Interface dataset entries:
■ ■ ■

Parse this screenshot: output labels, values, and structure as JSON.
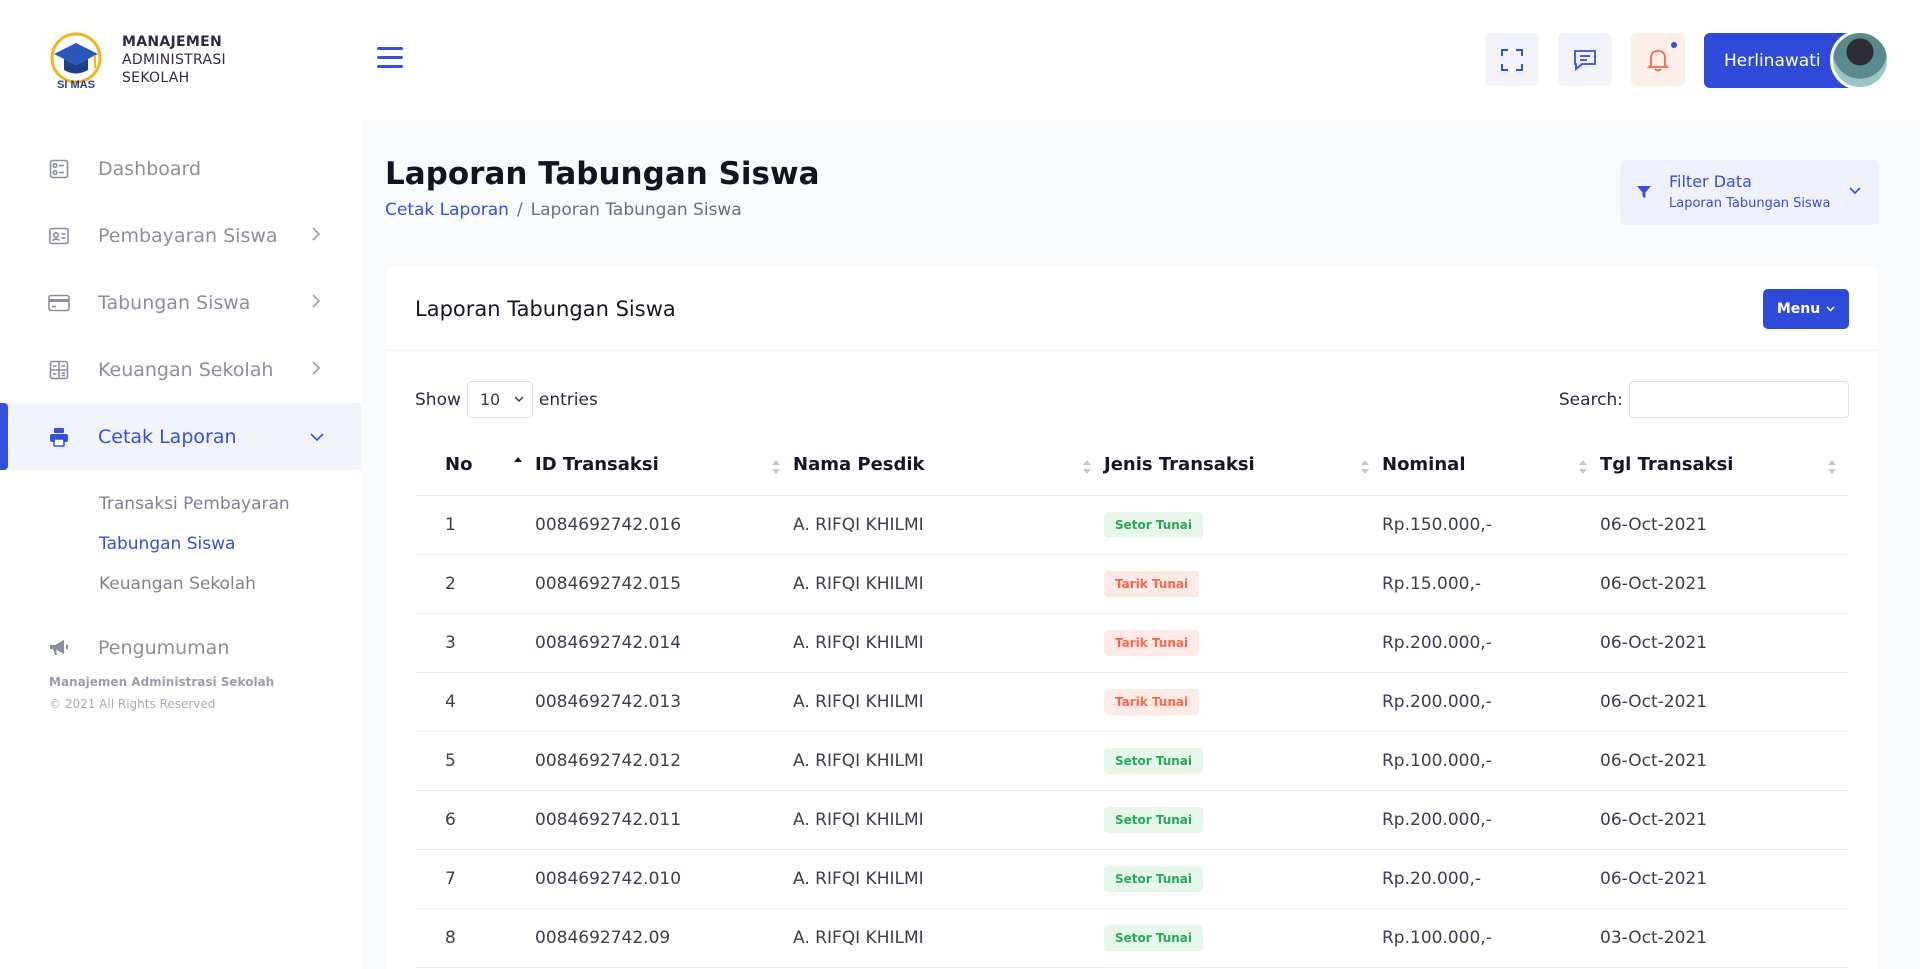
{
  "brand": {
    "logo_text": "SI MAS",
    "line1": "MANAJEMEN",
    "line2": "ADMINISTRASI",
    "line3": "SEKOLAH"
  },
  "sidebar": {
    "items": [
      {
        "label": "Dashboard",
        "icon": "dashboard-icon"
      },
      {
        "label": "Pembayaran Siswa",
        "icon": "id-card-icon"
      },
      {
        "label": "Tabungan Siswa",
        "icon": "credit-card-icon"
      },
      {
        "label": "Keuangan Sekolah",
        "icon": "calculator-icon"
      },
      {
        "label": "Cetak Laporan",
        "icon": "printer-icon"
      }
    ],
    "submenu": [
      "Transaksi Pembayaran",
      "Tabungan Siswa",
      "Keuangan Sekolah"
    ],
    "announcement": {
      "label": "Pengumuman",
      "icon": "megaphone-icon"
    },
    "footer_line1": "Manajemen Administrasi Sekolah",
    "footer_line2": "© 2021 All Rights Reserved"
  },
  "topbar": {
    "user_name": "Herlinawati"
  },
  "page": {
    "title": "Laporan Tabungan Siswa",
    "breadcrumb_link": "Cetak Laporan",
    "breadcrumb_sep": "/",
    "breadcrumb_current": "Laporan Tabungan Siswa",
    "filter_title": "Filter Data",
    "filter_subtitle": "Laporan Tabungan Siswa"
  },
  "card": {
    "title": "Laporan Tabungan Siswa",
    "menu_label": "Menu",
    "show_label": "Show",
    "entries_value": "10",
    "entries_label": "entries",
    "search_label": "Search:"
  },
  "table": {
    "headers": [
      "No",
      "ID Transaksi",
      "Nama Pesdik",
      "Jenis Transaksi",
      "Nominal",
      "Tgl Transaksi"
    ],
    "rows": [
      {
        "no": "1",
        "id": "0084692742.016",
        "nama": "A. RIFQI KHILMI",
        "jenis": "Setor Tunai",
        "type": "setor",
        "nominal": "Rp.150.000,-",
        "tgl": "06-Oct-2021"
      },
      {
        "no": "2",
        "id": "0084692742.015",
        "nama": "A. RIFQI KHILMI",
        "jenis": "Tarik Tunai",
        "type": "tarik",
        "nominal": "Rp.15.000,-",
        "tgl": "06-Oct-2021"
      },
      {
        "no": "3",
        "id": "0084692742.014",
        "nama": "A. RIFQI KHILMI",
        "jenis": "Tarik Tunai",
        "type": "tarik",
        "nominal": "Rp.200.000,-",
        "tgl": "06-Oct-2021"
      },
      {
        "no": "4",
        "id": "0084692742.013",
        "nama": "A. RIFQI KHILMI",
        "jenis": "Tarik Tunai",
        "type": "tarik",
        "nominal": "Rp.200.000,-",
        "tgl": "06-Oct-2021"
      },
      {
        "no": "5",
        "id": "0084692742.012",
        "nama": "A. RIFQI KHILMI",
        "jenis": "Setor Tunai",
        "type": "setor",
        "nominal": "Rp.100.000,-",
        "tgl": "06-Oct-2021"
      },
      {
        "no": "6",
        "id": "0084692742.011",
        "nama": "A. RIFQI KHILMI",
        "jenis": "Setor Tunai",
        "type": "setor",
        "nominal": "Rp.200.000,-",
        "tgl": "06-Oct-2021"
      },
      {
        "no": "7",
        "id": "0084692742.010",
        "nama": "A. RIFQI KHILMI",
        "jenis": "Setor Tunai",
        "type": "setor",
        "nominal": "Rp.20.000,-",
        "tgl": "06-Oct-2021"
      },
      {
        "no": "8",
        "id": "0084692742.09",
        "nama": "A. RIFQI KHILMI",
        "jenis": "Setor Tunai",
        "type": "setor",
        "nominal": "Rp.100.000,-",
        "tgl": "03-Oct-2021"
      }
    ]
  },
  "colors": {
    "accent": "#3550dc",
    "setor": "#2aa85a",
    "tarik": "#ef6a4c"
  }
}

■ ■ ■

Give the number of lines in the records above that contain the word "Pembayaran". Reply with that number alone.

- _RESPONSE_:
2